For Belinda Lum, sociology professor at Sacramento City College and chief negotiator for the Los Rios College Federation of Teachers, it was because she’s the granddaughter and great-granddaughter of people who came over from China with fake papers. For Leis Rodriguez, it was wanting to use her law school degree for her passion and becoming an immigration attorney.
And Sandra Guzman, a counselor at Sacramento City College, recalls her parents saying yes when the priest asked the congregation if anyone could take in three refugees from El Salvador. She wasn’t thrilled to give up her room and share with her sister, but she loved teaching her new guests English and she talked about her excitement when she coached the girl staying with them to say “Yeah,” instead of “Yes,” so she would sound like the other kids.
These were the reasons the three leaders of the workshop “Supporting Our Undocumented Community: A Call to Action,” gave for wanting to work with undocumented students.
In the workshop, the trainers handed out stickers and cards with “Don’t be a dream crusher, be a hope dealer,” and took participants through some of the challenges undocumented students face as well as some ways to transform and influence their future.
Attendees did a writing exercise, imagining they were 21 and had been in a relationship for a year and were thinking about disclosing their undocumented status. What would be some reasons for that? What kind of emotions would come up? And what were some possible consequences?
After writing, the participants discussed their answers: wanting to travel, explaining why they didn’t want to go to a protest or couldn’t travel to their home country, considering moving in together or getting a job might be reasons to disclose undocumented status. Emotions? They included fear, frustration, anxiety, and hope.
The workshop leaders also went over some of the terms, such as undocumented; DACA (Deferred Action for Childhood Arrivals), a policy announced by Barack Obama in 2012, meant to protect youth who came to the United States when they were children from deportation; and AB 540, which authorizes undocumented students who meet specific criteria to pay in-state tuition at California’s public colleges and universities
They also covered laws affecting education and undocumented students, and challenges in higher education, such as navigating institutions, being hesitant to fully engage in campus life, gaps in financial aid, and limited internship or work opportunities.
Guzman said she sees the anxiety in students who come to see her and tries to allay it.
“I say, ‘Sit down, welcome, I’m glad you’re here,’ and I ask them, ‘What is your dream?’” she said. “It shifts the energy. I say, ‘Your job is to follow your dream, my job is to insert hope.’”
Guzman has been working at schools long enough to see that laws do change.

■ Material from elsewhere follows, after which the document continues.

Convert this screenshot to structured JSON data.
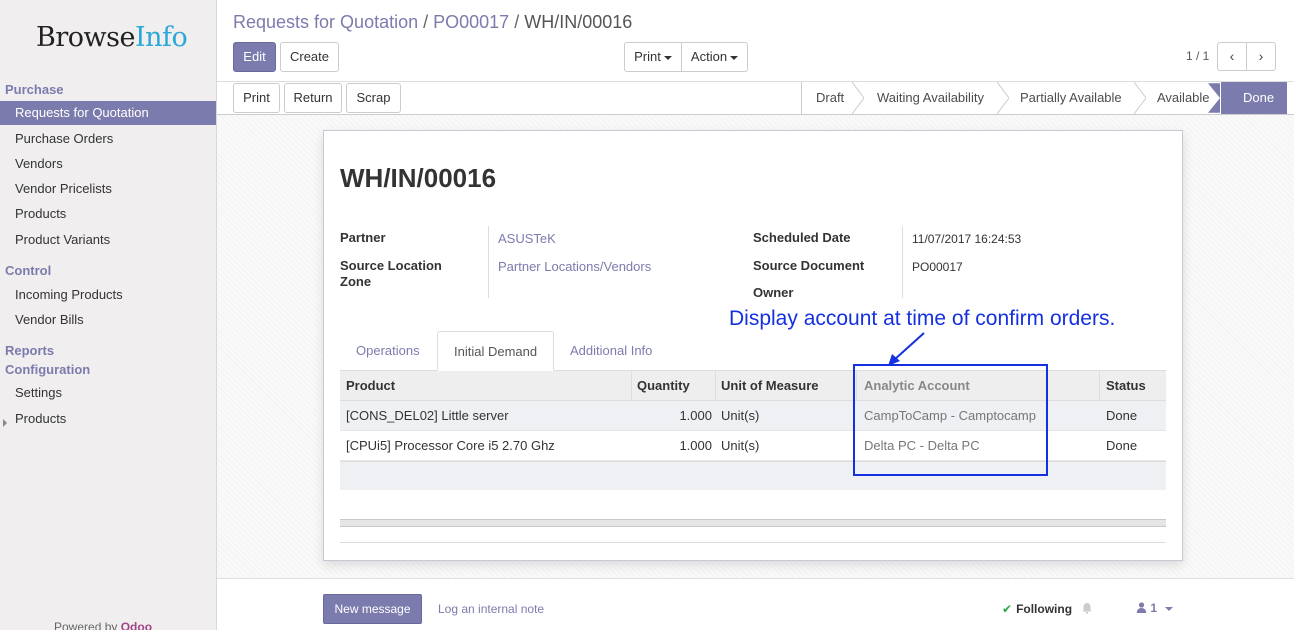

She told a story of a student who came in years ago, wanting a business degree but thinking it didn’t make sense for her since she was undocumented. Guzman encouraged her, and that woman went on to Chico State and got her business degree, and now she works in the state chancellor’s office leading efforts for undocumented students.

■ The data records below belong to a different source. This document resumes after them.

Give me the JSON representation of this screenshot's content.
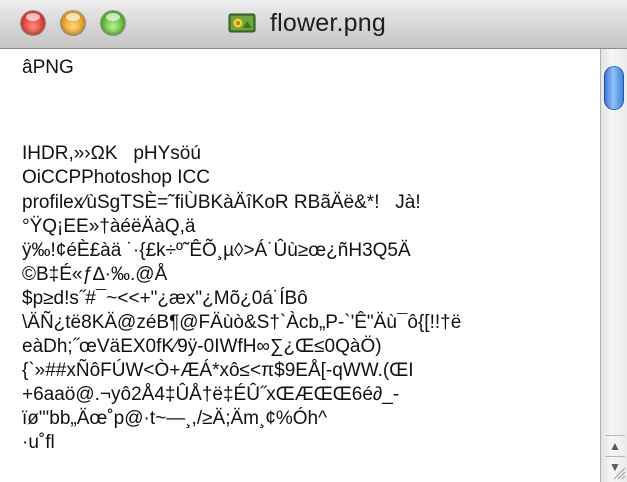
{
  "window": {
    "title": "flower.png",
    "controls": {
      "close": "close",
      "minimize": "minimize",
      "zoom": "zoom"
    },
    "file_icon": "image-file-icon"
  },
  "content": {
    "lines": [
      "âPNG",
      "",
      "",
      "IHDR,»›ΩK   pHYsöú",
      "OiCCPPhotoshop ICC",
      "profilex⁄ùSgTSÈ=˜fiÙBKàÄîKoR RBãÄë&*!   Jà!",
      "°ŸQ¡EE»†àéëÄàQ,ä",
      "ÿ‰!¢éÈ£àä ˙·{£k÷º˜ÊÕ¸µ◊>Á˙Ûù≥œ¿ñH3Q5Ä",
      "©B‡É«ƒ∆·‰.@Å",
      "$p≥d!s˝#¯~<<+\"¿æx\"¿Mõ¿0á˙ÍBô",
      "\\ÄÑ¿të8KÄ@zéB¶@FÄùò&S†`Àcb„P-`'Ê\"Äù¯ô{[!!†ë",
      "eàDh;˝œVäEX0fK⁄9ÿ-0IWfH∞∑¿Œ≤0QàÖ)",
      "{`»##xÑôFÚW<Ò+ÆÁ*xô≤<π$9EÅ[-qWW.(ŒI",
      "+6aaö@.¬yô2Å4‡ÛÅ†ë‡ÉÛ˝xŒÆŒŒ6é∂_-",
      "ïø\"'bb„Äœ˚p@·t~—¸,/≥Ä;Äm¸¢%Óh^",
      "·u˚fl"
    ]
  },
  "scrollbar": {
    "up_arrow": "▲",
    "down_arrow": "▼"
  },
  "colors": {
    "close": "#d9322a",
    "minimize": "#e19a1b",
    "zoom": "#4fae28",
    "scroll_thumb": "#3c7fdc"
  }
}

Being a hope dealer is important but not a strategy for change, Lum said, and she talked about things unions could fight for in collective bargaining, such as re-hire rights, security of employment, and healthcare benefits.
“Unions have a lot of resources,” Lum said. “One of the most important things is having allies in the right places.”
— By Emily Wilson, CFT Reporter
- Find resources for supporting undocumented students in our new toolkit: Organizing for Racial and Social Justice in Education.